**Task details**
Find and copy each line in the material below where the string "Show" occurs.

**Supplied information**
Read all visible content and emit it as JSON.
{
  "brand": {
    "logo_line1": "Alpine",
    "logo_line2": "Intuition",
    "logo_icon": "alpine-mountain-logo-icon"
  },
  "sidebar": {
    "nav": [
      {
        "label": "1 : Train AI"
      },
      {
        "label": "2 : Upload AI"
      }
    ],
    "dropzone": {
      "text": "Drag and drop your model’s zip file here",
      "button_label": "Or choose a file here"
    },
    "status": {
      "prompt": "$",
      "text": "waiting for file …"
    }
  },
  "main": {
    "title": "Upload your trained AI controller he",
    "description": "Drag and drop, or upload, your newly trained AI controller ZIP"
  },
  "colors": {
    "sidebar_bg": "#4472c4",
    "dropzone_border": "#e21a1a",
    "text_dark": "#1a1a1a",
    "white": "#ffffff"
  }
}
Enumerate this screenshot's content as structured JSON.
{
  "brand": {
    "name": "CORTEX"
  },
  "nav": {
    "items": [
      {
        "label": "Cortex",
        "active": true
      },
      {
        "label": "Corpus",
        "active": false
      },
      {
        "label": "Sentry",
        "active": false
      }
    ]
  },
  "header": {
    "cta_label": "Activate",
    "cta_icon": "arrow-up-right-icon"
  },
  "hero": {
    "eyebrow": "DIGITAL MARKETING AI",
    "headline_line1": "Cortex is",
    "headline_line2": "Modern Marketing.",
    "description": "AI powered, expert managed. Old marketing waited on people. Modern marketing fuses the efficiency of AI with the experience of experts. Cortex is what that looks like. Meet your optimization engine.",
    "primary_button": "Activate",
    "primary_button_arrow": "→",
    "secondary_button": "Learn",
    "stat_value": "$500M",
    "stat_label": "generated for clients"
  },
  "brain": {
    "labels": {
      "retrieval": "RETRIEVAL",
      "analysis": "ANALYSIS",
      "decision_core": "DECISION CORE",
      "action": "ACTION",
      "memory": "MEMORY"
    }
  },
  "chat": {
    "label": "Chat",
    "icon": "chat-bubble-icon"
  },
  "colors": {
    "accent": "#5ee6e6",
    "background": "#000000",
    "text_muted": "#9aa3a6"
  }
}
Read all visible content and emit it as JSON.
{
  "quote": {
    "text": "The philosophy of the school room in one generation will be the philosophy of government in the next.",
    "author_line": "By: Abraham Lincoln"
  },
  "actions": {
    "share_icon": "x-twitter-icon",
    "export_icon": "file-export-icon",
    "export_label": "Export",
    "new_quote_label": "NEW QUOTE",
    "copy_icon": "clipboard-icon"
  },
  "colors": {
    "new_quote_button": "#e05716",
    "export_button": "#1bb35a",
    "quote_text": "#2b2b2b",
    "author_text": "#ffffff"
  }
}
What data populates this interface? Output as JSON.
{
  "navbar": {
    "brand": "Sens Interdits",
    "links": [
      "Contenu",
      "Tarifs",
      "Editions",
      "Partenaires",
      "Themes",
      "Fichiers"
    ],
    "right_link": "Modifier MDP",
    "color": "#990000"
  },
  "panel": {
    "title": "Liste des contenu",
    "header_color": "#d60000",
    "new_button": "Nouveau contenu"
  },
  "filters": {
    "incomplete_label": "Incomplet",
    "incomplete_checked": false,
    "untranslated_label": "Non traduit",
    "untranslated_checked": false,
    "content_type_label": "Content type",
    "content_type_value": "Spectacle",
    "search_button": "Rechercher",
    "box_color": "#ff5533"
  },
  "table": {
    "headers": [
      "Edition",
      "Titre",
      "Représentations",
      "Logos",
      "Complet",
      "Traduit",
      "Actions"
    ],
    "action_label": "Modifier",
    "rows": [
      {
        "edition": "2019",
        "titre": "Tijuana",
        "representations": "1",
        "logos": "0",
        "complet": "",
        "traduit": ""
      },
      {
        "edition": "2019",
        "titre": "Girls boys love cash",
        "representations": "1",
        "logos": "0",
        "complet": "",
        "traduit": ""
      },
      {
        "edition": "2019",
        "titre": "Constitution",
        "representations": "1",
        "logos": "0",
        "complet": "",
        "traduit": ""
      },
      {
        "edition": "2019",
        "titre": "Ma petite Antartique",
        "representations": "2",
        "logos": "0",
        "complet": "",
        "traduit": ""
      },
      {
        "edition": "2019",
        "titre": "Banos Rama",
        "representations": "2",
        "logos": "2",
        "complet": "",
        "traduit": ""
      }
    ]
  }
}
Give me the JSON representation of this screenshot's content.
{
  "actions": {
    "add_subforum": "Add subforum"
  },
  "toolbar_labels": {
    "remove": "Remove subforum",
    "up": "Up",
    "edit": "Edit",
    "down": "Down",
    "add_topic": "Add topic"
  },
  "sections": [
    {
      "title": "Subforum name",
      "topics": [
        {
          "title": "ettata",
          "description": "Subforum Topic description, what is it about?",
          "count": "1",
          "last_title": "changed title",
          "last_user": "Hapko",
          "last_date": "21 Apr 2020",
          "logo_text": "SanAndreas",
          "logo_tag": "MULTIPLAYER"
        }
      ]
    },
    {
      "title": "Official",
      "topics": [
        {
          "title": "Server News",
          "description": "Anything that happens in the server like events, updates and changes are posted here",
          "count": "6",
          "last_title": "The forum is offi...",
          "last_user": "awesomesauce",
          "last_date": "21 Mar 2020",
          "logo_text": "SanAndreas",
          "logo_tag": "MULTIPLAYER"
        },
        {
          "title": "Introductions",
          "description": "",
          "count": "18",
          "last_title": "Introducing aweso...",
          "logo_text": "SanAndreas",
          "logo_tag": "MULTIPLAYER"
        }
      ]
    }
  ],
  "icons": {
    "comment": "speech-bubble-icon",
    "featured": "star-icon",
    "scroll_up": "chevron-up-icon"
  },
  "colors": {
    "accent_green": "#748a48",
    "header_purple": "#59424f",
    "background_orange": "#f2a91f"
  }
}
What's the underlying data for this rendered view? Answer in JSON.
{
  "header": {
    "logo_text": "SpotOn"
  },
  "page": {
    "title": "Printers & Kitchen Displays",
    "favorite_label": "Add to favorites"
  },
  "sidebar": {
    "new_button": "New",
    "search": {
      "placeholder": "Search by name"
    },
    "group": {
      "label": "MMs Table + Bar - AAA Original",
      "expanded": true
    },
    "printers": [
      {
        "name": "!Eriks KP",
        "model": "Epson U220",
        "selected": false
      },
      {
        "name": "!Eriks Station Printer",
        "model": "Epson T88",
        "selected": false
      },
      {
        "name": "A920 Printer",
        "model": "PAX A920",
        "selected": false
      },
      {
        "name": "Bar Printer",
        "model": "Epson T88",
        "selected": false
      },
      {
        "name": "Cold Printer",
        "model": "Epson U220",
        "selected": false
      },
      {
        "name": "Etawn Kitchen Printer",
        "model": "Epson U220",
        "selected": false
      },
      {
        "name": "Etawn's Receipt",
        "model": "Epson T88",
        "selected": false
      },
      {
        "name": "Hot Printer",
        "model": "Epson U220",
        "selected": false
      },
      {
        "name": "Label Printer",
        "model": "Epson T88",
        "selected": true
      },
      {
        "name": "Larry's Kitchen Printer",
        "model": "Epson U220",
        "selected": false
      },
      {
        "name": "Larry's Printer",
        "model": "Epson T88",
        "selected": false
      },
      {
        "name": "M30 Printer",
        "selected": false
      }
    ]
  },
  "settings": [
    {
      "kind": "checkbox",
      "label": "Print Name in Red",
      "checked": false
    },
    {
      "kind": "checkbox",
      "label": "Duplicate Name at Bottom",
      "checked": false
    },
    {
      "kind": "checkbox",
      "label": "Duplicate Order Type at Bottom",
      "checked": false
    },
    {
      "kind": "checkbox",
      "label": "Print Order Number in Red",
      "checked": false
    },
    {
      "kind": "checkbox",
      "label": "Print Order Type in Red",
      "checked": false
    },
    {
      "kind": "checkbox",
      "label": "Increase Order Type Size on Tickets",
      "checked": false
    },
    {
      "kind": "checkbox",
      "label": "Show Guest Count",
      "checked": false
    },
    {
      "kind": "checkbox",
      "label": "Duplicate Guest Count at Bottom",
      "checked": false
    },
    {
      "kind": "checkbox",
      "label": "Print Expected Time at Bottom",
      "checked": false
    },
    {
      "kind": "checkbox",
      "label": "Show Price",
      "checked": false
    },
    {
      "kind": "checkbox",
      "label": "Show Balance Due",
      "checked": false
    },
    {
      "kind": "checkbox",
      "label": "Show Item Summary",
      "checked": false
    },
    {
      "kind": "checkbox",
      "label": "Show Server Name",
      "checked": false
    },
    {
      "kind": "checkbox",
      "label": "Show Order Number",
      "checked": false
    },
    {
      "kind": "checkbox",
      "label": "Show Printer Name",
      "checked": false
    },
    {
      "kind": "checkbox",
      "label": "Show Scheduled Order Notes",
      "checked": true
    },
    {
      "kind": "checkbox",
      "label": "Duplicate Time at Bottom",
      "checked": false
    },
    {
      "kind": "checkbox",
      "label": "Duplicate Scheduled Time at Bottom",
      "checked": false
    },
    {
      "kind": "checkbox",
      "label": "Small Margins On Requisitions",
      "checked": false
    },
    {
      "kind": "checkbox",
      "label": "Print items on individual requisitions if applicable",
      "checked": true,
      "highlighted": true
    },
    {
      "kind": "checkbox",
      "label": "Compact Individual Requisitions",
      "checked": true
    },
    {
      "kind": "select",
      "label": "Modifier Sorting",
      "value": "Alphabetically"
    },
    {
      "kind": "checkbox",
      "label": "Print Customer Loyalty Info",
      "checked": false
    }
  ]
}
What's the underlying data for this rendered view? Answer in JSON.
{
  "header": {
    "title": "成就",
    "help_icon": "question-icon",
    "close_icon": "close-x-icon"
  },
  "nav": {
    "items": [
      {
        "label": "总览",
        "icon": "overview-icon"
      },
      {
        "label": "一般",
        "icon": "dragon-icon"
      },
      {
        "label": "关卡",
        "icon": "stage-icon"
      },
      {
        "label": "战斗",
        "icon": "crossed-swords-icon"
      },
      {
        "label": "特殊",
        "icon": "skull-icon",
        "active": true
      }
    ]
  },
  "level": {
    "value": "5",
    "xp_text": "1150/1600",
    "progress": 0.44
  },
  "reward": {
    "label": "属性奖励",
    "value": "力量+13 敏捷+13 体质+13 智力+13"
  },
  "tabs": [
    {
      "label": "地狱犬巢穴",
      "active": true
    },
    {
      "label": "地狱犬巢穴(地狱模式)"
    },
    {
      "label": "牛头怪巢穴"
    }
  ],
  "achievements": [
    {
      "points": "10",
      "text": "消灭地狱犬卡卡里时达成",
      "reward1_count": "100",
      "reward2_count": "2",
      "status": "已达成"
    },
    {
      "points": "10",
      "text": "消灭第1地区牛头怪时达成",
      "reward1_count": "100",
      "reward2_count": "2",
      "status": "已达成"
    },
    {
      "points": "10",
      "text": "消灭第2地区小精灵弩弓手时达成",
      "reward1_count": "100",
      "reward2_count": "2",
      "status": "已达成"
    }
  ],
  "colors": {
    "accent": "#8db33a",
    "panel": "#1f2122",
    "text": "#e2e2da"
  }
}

**Result for this exercise**
      "label": "Show Guest Count",
      "label": "Show Price",
      "label": "Show Balance Due",
      "label": "Show Item Summary",
      "label": "Show Server Name",
      "label": "Show Order Number",
      "label": "Show Printer Name",
      "label": "Show Scheduled Order Notes",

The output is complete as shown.